Part One reviews the seven classical plot types. Here are the seven basic plots:

1. Overcoming the Monster
2. Rags to Riches
3. The Quest
4. Voyage and Return
5. Comedy
6. Tragedy
7. Rebirth

In turn, each plot takes the Hero through five progressive stages:

1. The Call Stage
2. The Dream Stage
3. The Frustration Stage
4. The Nightmare Stage
5. The Resolution Stage

Booker’ s detail is precise and his insight into what makes a story work is invaluable, as are his many practical examples drawn from movies and novels. In this way, Booker brings a clear sense of what plot types work and why. I highly recommend this book to anyone who is serious about their writing.

I was interested to note that I have a tendency to favour “voyage and return” or “rebirth” plots. What do you think your favourite plot type is?

AWARD: A double joy!

Marty at Dark Star Discovery and Lady Glamis at The Innocent Flower both awarded me with this beautiful blog award:

Thank you, Marty and Michelle. I’m honoured to receive a blog award (in Latin too!) Here's the explanation that goes with it:

"These blogs invest and believe in proximity - nearness in space, time and relationships. They are exceedingly charming. These kind bloggers aim to find, and be, friends. They are not interested in prizes or self-aggrandizement. Our hope is that when the ribbons of these prizes are cut, even more friendships are propagated. Please give more attention to these writers! Deliver this award to eight bloggers who must choose eight more and include this clever-written text into the body of their award.”

I had such a hard time choosing 8 other bloggers to award it to that I decided this award is one I’m just going to enjoy by myself. :)
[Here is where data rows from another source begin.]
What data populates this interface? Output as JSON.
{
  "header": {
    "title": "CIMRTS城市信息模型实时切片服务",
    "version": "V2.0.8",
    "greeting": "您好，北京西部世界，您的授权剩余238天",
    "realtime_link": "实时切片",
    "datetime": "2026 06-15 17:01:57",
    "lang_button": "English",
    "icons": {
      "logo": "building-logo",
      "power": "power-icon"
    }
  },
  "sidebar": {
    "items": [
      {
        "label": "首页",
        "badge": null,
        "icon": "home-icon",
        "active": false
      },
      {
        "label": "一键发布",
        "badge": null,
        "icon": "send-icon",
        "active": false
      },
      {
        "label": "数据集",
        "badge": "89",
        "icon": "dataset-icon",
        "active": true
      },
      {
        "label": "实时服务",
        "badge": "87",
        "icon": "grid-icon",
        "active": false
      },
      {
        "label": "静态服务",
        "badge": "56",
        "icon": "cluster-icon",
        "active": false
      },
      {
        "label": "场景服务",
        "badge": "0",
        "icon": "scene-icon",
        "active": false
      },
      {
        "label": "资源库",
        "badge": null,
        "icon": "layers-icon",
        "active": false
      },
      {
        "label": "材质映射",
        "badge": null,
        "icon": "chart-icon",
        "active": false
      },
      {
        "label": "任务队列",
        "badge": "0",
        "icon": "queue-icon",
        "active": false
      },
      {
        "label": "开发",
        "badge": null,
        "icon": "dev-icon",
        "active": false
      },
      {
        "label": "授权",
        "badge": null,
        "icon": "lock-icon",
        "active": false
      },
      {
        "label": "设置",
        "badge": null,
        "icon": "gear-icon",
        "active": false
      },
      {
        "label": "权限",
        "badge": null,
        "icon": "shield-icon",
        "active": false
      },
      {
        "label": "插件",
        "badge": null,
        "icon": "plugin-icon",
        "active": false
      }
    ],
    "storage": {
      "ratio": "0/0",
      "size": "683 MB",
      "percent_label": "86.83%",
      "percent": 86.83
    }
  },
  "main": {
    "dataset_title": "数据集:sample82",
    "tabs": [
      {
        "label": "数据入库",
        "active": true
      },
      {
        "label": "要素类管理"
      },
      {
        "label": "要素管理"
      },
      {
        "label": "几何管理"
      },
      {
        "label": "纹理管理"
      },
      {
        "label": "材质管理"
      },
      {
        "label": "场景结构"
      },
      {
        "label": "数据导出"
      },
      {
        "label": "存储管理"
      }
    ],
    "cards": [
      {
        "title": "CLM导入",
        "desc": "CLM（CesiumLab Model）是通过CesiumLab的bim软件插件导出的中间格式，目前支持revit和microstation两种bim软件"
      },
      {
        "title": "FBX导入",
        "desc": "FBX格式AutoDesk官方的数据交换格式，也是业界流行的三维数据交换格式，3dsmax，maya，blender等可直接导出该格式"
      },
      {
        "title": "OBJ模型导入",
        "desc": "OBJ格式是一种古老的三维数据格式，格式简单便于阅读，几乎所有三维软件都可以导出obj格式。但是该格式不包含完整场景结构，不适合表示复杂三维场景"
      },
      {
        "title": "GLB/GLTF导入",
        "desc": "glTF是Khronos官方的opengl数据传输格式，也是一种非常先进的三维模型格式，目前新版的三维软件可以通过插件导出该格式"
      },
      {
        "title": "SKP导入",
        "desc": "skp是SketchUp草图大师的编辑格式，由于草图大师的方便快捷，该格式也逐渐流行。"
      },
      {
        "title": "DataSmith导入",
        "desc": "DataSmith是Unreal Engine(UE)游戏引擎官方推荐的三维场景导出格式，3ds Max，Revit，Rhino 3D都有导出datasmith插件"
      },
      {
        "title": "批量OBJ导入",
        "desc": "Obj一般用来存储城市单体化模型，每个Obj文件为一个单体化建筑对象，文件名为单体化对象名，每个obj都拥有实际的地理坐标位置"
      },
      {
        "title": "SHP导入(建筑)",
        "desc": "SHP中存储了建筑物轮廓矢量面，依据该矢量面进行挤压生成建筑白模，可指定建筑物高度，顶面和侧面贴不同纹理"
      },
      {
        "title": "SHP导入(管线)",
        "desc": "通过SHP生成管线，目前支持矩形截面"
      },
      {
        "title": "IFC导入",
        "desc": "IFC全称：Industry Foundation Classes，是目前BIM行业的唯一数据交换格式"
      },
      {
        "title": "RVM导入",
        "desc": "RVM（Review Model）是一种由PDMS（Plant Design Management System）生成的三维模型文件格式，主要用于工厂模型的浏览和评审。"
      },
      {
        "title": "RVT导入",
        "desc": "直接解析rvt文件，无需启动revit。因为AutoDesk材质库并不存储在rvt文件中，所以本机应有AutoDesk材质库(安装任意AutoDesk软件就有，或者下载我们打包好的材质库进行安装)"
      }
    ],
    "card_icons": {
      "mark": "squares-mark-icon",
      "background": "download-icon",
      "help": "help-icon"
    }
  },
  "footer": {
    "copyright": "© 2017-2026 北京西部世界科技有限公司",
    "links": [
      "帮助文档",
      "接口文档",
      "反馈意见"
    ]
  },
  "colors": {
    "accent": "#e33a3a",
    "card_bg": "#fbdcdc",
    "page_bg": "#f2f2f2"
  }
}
Know that all the blogs I follow (and that includes you…and you…and you…) enrich me in one or another way and, for that, I thank you!

Happy Blogging!